In the wake of the police shooting of unarmed teen Michael Brown in Ferguson, Missouri, there has been a lot of conflicting information. Conflicting information about Brown’s interaction with the police, conflicting information about subsequent riots as the St. Louis black community attempts to deal with its rage and frustration, and conflicting information about how long they left Brown’s body lying at the scene of the crime, his blood running down the street.
But what does not seem to be conflicted is the mainstream media’s attempt to erase the victim. For instance, the Associated Press used the headline: “Missouri Crowd After Shooting: ‘Kill the Police’.”
[This] focuses instead on the most incendiary comment anyone heard at the scene….The only cited source stating the phrase “kill the police” in the AP story is the St. Louis County Police Department. It’s transparently obvious why the police would want the press to know they heard this phrase. This rhetoric, in their minds, justifies the outrageous over-reaction of the police force, including snarling K-9 units and paramilitary vehicles. The cops want the public to know these words were shouted, and they were afraid for their own safety.

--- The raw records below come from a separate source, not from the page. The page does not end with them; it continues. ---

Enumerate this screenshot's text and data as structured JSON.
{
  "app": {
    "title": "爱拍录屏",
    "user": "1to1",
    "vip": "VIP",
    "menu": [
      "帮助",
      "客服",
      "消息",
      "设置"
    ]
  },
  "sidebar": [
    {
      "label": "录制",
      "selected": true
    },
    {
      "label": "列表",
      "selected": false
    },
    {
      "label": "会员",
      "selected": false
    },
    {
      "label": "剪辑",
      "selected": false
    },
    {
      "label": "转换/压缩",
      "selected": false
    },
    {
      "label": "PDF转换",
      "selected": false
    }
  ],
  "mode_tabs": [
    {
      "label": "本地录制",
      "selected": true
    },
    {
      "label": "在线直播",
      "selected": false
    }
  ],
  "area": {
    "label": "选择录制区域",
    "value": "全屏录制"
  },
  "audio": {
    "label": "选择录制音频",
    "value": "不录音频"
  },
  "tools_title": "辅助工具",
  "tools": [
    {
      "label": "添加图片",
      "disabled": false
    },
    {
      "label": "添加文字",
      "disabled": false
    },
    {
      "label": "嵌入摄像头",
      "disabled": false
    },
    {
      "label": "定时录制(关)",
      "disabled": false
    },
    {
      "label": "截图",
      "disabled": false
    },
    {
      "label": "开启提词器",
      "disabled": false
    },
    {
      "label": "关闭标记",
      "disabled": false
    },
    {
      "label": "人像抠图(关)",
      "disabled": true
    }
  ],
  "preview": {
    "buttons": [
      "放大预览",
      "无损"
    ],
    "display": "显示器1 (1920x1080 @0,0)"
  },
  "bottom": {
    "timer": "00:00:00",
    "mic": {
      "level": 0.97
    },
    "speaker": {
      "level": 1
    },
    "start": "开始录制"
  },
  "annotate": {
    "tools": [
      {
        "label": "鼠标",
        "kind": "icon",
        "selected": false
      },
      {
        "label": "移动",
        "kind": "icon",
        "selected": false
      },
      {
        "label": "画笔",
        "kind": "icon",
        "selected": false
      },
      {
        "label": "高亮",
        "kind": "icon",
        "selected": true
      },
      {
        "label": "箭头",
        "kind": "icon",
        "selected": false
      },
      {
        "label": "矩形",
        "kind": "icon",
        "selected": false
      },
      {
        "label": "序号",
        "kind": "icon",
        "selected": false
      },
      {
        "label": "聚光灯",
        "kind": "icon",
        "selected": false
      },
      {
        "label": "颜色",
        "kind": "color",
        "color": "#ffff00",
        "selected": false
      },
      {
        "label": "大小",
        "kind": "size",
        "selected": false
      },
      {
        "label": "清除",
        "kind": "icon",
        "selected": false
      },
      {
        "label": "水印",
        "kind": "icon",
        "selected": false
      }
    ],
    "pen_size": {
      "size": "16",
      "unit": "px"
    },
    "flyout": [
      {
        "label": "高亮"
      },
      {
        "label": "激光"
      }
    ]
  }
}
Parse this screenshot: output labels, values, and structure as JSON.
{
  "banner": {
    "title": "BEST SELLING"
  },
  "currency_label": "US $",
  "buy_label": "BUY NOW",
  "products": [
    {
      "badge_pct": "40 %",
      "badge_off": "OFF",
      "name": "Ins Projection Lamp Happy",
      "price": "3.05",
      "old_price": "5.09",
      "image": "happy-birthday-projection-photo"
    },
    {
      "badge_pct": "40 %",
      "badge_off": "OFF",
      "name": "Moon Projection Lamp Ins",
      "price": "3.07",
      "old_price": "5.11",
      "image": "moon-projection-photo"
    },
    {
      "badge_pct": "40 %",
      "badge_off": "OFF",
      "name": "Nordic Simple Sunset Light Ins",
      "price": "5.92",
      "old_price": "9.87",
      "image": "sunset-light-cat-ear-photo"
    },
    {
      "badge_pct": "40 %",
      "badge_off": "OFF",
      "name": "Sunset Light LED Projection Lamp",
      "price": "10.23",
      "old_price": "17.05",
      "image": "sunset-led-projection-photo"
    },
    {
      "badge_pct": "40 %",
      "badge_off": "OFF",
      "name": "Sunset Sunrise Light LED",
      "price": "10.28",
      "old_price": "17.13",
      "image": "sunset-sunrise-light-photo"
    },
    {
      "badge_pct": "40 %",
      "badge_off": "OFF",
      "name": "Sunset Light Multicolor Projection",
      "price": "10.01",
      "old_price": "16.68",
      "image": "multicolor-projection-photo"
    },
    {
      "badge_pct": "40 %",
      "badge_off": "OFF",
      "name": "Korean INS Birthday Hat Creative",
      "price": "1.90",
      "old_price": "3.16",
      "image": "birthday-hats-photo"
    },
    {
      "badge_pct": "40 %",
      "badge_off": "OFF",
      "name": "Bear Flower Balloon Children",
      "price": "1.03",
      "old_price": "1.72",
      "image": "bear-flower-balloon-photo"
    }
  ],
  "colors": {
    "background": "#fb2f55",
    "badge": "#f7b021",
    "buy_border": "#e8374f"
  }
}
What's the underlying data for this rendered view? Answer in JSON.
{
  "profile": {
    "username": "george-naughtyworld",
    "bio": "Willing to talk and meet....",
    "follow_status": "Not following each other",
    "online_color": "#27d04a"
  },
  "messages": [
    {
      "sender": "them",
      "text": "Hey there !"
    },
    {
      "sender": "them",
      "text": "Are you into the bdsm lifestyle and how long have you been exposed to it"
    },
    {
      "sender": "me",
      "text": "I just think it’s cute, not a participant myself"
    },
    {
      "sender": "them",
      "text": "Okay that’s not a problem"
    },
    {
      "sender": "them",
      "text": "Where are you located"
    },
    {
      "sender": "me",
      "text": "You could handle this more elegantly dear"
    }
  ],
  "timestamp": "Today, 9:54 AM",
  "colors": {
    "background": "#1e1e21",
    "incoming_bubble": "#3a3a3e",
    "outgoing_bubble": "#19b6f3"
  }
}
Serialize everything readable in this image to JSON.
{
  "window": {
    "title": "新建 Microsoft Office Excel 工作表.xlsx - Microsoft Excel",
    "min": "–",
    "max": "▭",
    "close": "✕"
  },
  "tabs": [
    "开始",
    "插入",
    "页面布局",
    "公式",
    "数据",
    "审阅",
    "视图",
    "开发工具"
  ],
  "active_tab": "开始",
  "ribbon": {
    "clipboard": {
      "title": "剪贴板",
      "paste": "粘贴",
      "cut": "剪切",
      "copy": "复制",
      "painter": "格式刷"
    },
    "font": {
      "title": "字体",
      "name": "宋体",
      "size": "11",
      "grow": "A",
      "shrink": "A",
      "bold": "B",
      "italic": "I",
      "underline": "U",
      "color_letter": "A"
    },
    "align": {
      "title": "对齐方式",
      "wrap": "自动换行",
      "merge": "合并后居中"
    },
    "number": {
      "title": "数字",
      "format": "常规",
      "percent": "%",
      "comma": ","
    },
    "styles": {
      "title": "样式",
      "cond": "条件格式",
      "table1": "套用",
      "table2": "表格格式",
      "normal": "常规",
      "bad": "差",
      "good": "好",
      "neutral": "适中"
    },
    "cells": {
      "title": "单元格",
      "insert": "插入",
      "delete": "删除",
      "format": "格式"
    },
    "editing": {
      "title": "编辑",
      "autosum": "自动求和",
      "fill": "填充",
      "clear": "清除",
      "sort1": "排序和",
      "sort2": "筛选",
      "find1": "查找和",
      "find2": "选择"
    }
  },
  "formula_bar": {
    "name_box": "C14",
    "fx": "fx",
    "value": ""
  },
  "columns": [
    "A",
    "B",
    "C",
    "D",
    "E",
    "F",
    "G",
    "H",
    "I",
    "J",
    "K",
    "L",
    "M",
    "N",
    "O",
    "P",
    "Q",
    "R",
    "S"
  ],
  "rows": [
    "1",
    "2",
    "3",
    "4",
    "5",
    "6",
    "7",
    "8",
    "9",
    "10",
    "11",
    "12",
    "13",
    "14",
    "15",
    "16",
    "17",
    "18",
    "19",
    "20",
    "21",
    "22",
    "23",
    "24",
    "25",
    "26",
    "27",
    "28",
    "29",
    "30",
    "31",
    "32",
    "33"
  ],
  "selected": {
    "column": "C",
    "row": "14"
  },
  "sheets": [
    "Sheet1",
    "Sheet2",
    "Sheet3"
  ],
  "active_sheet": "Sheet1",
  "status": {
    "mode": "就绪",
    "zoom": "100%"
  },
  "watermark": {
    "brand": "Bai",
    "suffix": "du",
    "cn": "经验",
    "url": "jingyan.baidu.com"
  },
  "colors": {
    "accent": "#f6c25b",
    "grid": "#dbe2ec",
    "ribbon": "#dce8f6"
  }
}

We need objective journalism. At the very least, we need both sides of the story.
Team Blackness also discussed the sad passing of Robin Williams and the crippling effects of depression.